The session, which was graciously hosted by the Amity Foundation, provided an opportunity for fellows to connect with our community of partners in Los Angeles—building new connections for ongoing collaboration.

As NGF 2018 comes to a close, the fellows will use their understanding of cultural healing and policy advocacy as they continue their important work for communities across California.


Learn more about CJCJ and MILPA’s Next Generation Fellowship >>


CJCJ’s collaborative approach serves youth in the community

CJCJ’s behavioral health team provides consistent high-quality care for San Francisco youth through collaboration.

CJCJ staff gather together at the office.

CJCJ staff gather together at the office.

 CJCJ supports San Francisco’s communities through juvenile justice programs that address the needs of youth and their families. Our community-based approach reduces barriers to services by meeting youth where they are at, whether in school or home, and relating to youth personally from lived experiences.

Staff are dedicated and passionate about treating others with the same care and respect they share with the youth they serve daily. This collaborative approach among CJCJ’s reentry and case specialists, case managers, and clinicians prioritizes professionalism, respect, growth, and accountability to best serve young people. Clinical supervisor Erica Spartos expresses that upholding shared values and modeling these values for youth often relies on “our experienced staff to put that into practice and lead the team.”

One of the team’s clinicians, Deva Segal, LMFT exemplifies this approach through her proactive efforts. Team members describe her as someone who creates bridges with partners in the field and who is “generous with information and expertise.”
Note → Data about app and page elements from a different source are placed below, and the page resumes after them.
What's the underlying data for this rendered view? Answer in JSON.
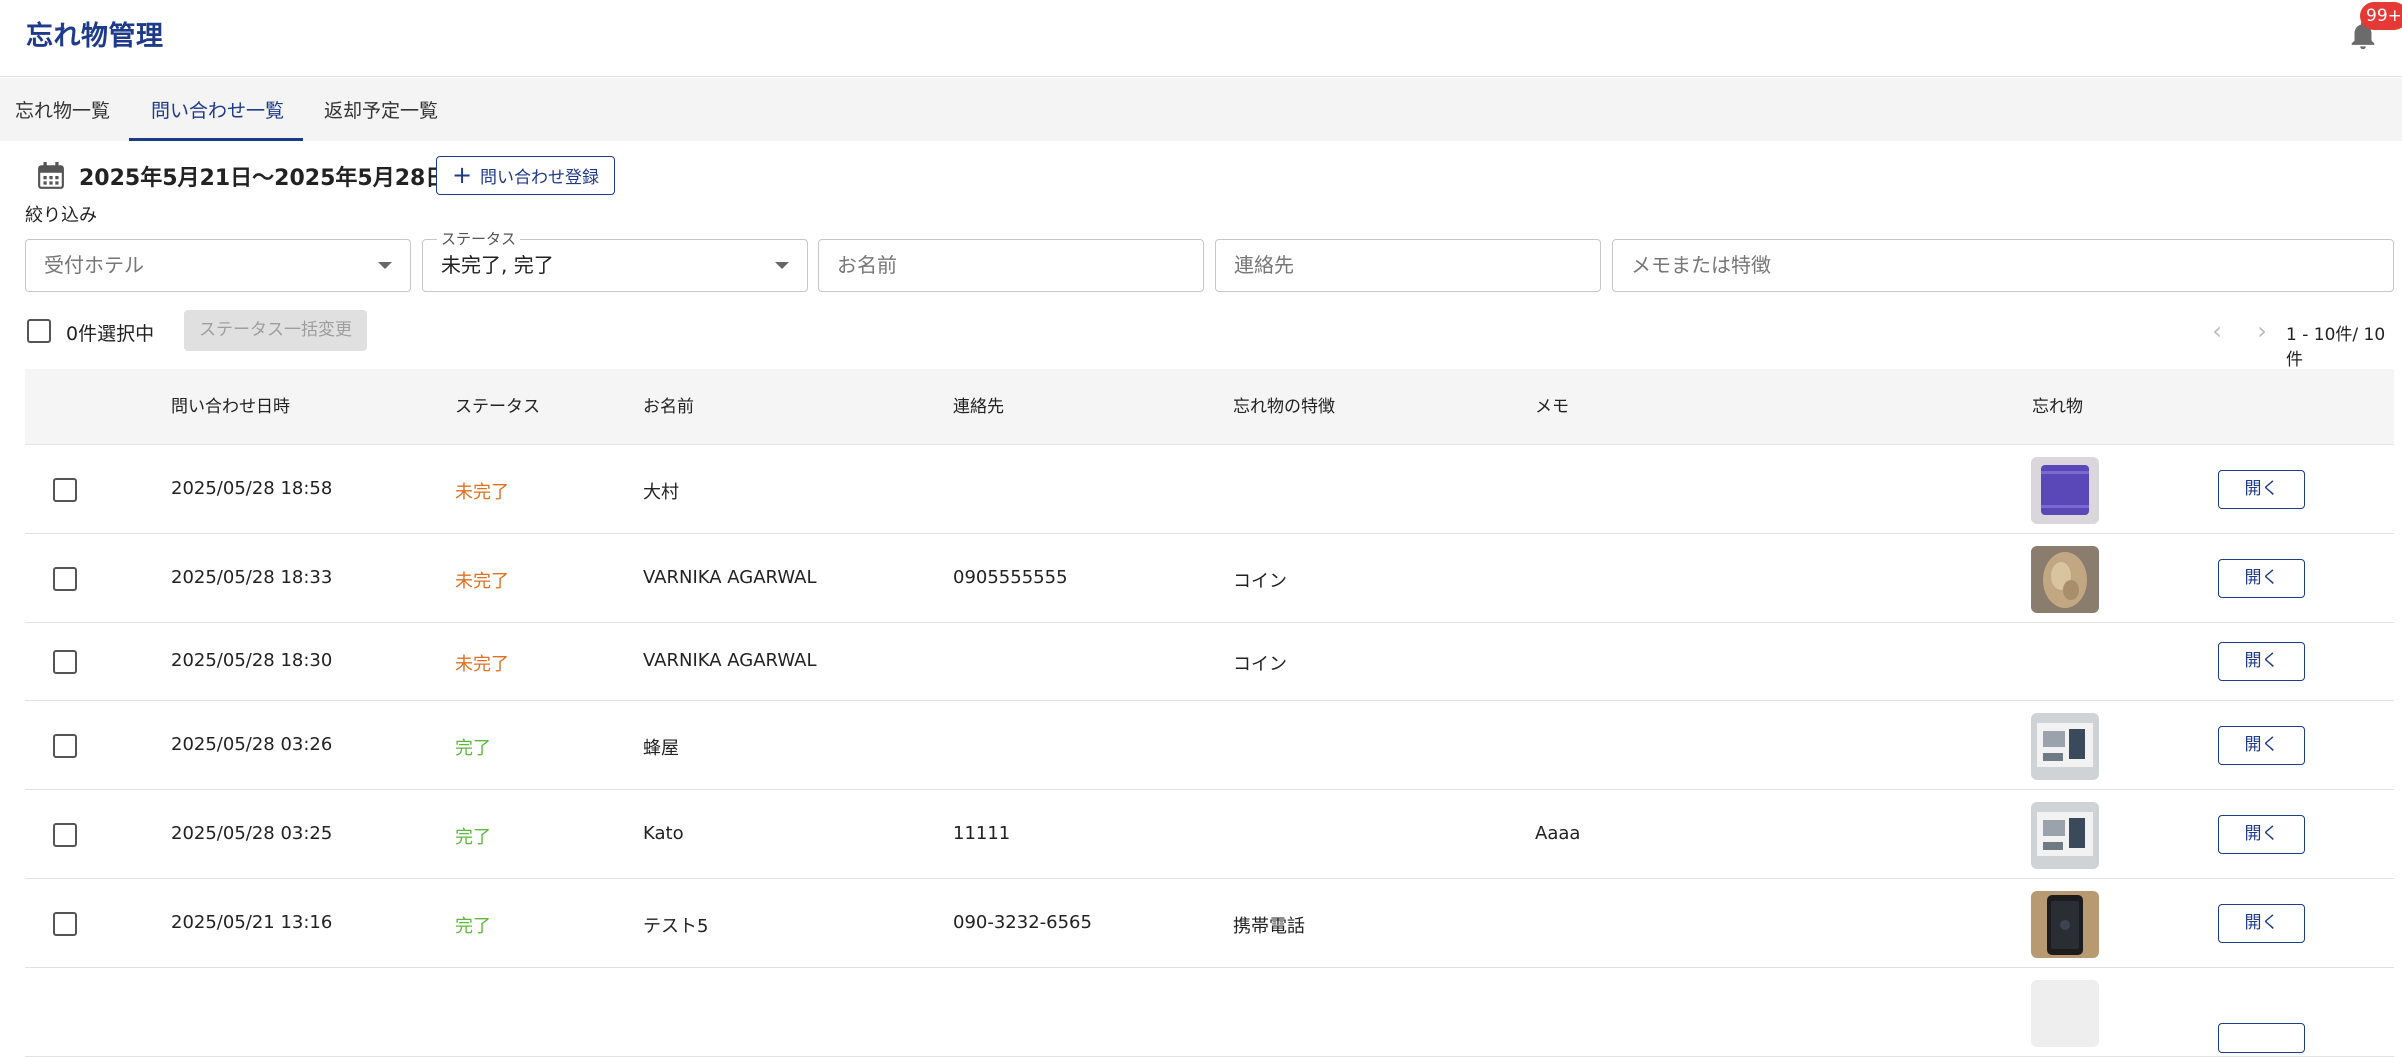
{
  "app": {
    "title": "忘れ物管理",
    "notification_badge": "99+"
  },
  "tabs": [
    {
      "label": "忘れ物一覧",
      "active": false
    },
    {
      "label": "問い合わせ一覧",
      "active": true
    },
    {
      "label": "返却予定一覧",
      "active": false
    }
  ],
  "toolbar": {
    "date_range": "2025年5月21日〜2025年5月28日",
    "add_inquiry_label": "問い合わせ登録",
    "filter_label": "絞り込み"
  },
  "filters": {
    "hotel_placeholder": "受付ホテル",
    "status_label": "ステータス",
    "status_value": "未完了, 完了",
    "name_placeholder": "お名前",
    "contact_placeholder": "連絡先",
    "memo_placeholder": "メモまたは特徴"
  },
  "selection": {
    "count_label": "0件選択中",
    "bulk_status_label": "ステータス一括変更"
  },
  "pagination": {
    "info": "1 - 10件/ 10件"
  },
  "table": {
    "headers": {
      "date": "問い合わせ日時",
      "status": "ステータス",
      "name": "お名前",
      "contact": "連絡先",
      "feature": "忘れ物の特徴",
      "memo": "メモ",
      "item": "忘れ物"
    },
    "open_label": "開く",
    "rows": [
      {
        "date": "2025/05/28 18:58",
        "status": "未完了",
        "status_kind": "pending",
        "name": "大村",
        "contact": "",
        "feature": "",
        "memo": "",
        "thumb": "purple-towel"
      },
      {
        "date": "2025/05/28 18:33",
        "status": "未完了",
        "status_kind": "pending",
        "name": "VARNIKA AGARWAL",
        "contact": "0905555555",
        "feature": "コイン",
        "memo": "",
        "thumb": "gold-fabric"
      },
      {
        "date": "2025/05/28 18:30",
        "status": "未完了",
        "status_kind": "pending",
        "name": "VARNIKA AGARWAL",
        "contact": "",
        "feature": "コイン",
        "memo": "",
        "thumb": ""
      },
      {
        "date": "2025/05/28 03:26",
        "status": "完了",
        "status_kind": "done",
        "name": "蜂屋",
        "contact": "",
        "feature": "",
        "memo": "",
        "thumb": "device-box"
      },
      {
        "date": "2025/05/28 03:25",
        "status": "完了",
        "status_kind": "done",
        "name": "Kato",
        "contact": "11111",
        "feature": "",
        "memo": "Aaaa",
        "thumb": "device-box"
      },
      {
        "date": "2025/05/21 13:16",
        "status": "完了",
        "status_kind": "done",
        "name": "テスト5",
        "contact": "090-3232-6565",
        "feature": "携帯電話",
        "memo": "",
        "thumb": "phone"
      },
      {
        "date": "",
        "status": "",
        "status_kind": "",
        "name": "",
        "contact": "",
        "feature": "",
        "memo": "",
        "thumb": "blank"
      }
    ]
  },
  "colors": {
    "brand": "#1e3a8a",
    "pending": "#e07020",
    "done": "#5fb83e",
    "badge": "#e53935"
  },
  "icons": [
    "bell-icon",
    "calendar-icon",
    "plus-icon",
    "chevron-left-icon",
    "chevron-right-icon",
    "caret-down-icon"
  ]
}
With a strong culture of collaboration and practices rooted in integrity and authenticity, CJCJ’s juvenile justice programs offer consistent support to youth in their communities.

Learn more about CJCJ’s juvenile justice program >>


GET INVOLVED:

Keywords: budget, Juvenile justice, Next Generation Fellowship

Posted in Newsletter

Contribute to CJCJ

Make a difference to youth and adults trying to get their lives back on track.


California Stentencing Institute screenshot

California Sentencing
Institute (CASI)

Explore how California’s 58 counties send their residents to correctional institutions with interactive maps, charts, and downloadable data.

Connect with us

      YouTube

Contribute to CJCJ

Make a difference to youth and adults trying to get their lives back on track.

Join our mailing list

Get regular updates and news delivered to your inbox. We won’t share your information with anyone else.